Story is about character. Even when it’s also about zombies or dragons or the emergence of the internet, a good story will keep characters at its core. We come for the novelty but we stick around for the people.
As writers including Film Crit Hulk have pointed out, what makes a truly compelling character is their internal conflict. The divide between what they want and what they need can drive an arc that leaves us yearning to see how it will all end.
This is particularly clear in M R Carey’s The Girl With All the Gifts, a story about scientists and soldiers surviving in the aftermath of a zombie plague. When circumstances force a small group together on the run, there are obvious conflicts between them and with their environment. But it’s the conflicts within that make the characters so engaging.
The wants are carefully shown in the earlier parts of the story. Melanie, a ten-year-old girl infected with the zombifying spores, wants to be loved. Helen Justineau, Melanie’s teacher, wants to protect the children in her care, despite their apparently monstrous nature. Caroline Caldwell, a research scientist, wants to understand the cause of the disease. Sergeant Parks, the commander of their research base, wants to maintain order in a disintegrating world. Kieran Gallagher, a young soldier under Gallagher’s command, wants to please the people around him.
As the story progresses, each character reveals a deeper need, related to and often in conflict with their desire. Melanie, too bright and wilful for a life of captivity, needs to find a place of purpose in the world. Justineau needs forgiveness and acceptance. Caldwell needs to feel heard and recognised for her work. Parks needs to see the limits of his world view. Gallagher needs to escape the traumas of his past.
These needs become the driving engine behind the story, placing the characters in conflict with each other and with themselves. Gallagher, the least prominent of the five, has one of the arcs that moved me most, exactly because of those internal divisions. His past has left him desperate to please but incapable of doing it. As the pressure mounts, traumas he’s never admitted to other people tighten the screw in his mind. We face the awful question of whether he can even look after himself, never mind the people around him.
In a story as dark as The Girl With All the Gifts, not everyone is going to get what they need, never mind what they want. But sometimes those needs can make a tragic arc satisfying. We feel sad for characters who don’t get what they want, but may feel satisfied to see them get what they need. The satisfaction of the story comes in seeing the characters move towards those ends.
In this story, the characters’ divisions also become symbolic of a bigger issue. With the future looking increasingly bleak, what humanity wants and what it needs may not be in line. The revelation of that terrible division becomes the climax of the book, an arc as satisfying as those of the individual characters.

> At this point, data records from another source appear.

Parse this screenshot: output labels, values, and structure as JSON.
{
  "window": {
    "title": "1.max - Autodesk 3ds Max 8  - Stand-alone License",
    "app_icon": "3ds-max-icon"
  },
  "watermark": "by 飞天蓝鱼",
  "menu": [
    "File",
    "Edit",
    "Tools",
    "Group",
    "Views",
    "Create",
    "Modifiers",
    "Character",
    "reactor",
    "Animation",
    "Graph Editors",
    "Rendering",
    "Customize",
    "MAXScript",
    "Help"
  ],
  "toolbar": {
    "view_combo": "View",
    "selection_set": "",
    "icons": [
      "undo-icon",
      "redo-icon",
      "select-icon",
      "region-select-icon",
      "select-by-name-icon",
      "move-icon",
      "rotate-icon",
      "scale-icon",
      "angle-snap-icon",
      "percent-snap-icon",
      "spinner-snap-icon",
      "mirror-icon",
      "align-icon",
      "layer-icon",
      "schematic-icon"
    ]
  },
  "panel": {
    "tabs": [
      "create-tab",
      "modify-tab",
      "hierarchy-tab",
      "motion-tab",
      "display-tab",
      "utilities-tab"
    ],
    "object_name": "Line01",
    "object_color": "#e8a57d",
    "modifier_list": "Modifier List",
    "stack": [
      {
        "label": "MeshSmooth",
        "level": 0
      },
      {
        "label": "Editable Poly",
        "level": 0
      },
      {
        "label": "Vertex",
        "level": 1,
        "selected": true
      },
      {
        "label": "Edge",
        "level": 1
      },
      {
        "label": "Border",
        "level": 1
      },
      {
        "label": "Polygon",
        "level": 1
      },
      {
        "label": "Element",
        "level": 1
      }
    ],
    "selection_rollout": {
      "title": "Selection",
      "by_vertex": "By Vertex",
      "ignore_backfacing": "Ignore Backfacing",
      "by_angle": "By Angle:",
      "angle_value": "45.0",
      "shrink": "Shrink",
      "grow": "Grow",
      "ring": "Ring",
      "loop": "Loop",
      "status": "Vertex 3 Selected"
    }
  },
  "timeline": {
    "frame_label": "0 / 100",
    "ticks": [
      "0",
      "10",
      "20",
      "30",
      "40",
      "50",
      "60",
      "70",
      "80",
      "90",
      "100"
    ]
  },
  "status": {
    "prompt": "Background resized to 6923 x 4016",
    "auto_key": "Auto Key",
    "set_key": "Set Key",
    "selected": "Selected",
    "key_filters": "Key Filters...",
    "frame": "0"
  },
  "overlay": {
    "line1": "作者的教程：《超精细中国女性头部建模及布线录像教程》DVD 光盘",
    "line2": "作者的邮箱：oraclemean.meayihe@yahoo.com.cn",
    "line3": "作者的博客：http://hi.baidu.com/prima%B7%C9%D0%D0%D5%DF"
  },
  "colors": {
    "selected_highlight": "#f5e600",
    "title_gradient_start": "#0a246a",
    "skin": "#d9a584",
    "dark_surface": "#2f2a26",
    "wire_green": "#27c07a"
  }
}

When a real person finds themselves divided, the best port of call is a counsellor. When a fictional character feels strong divisions, it’s time for a publisher. The Girl With All the Gifts is a great example of why these stories work and why, even in the apoclypse, character is so important.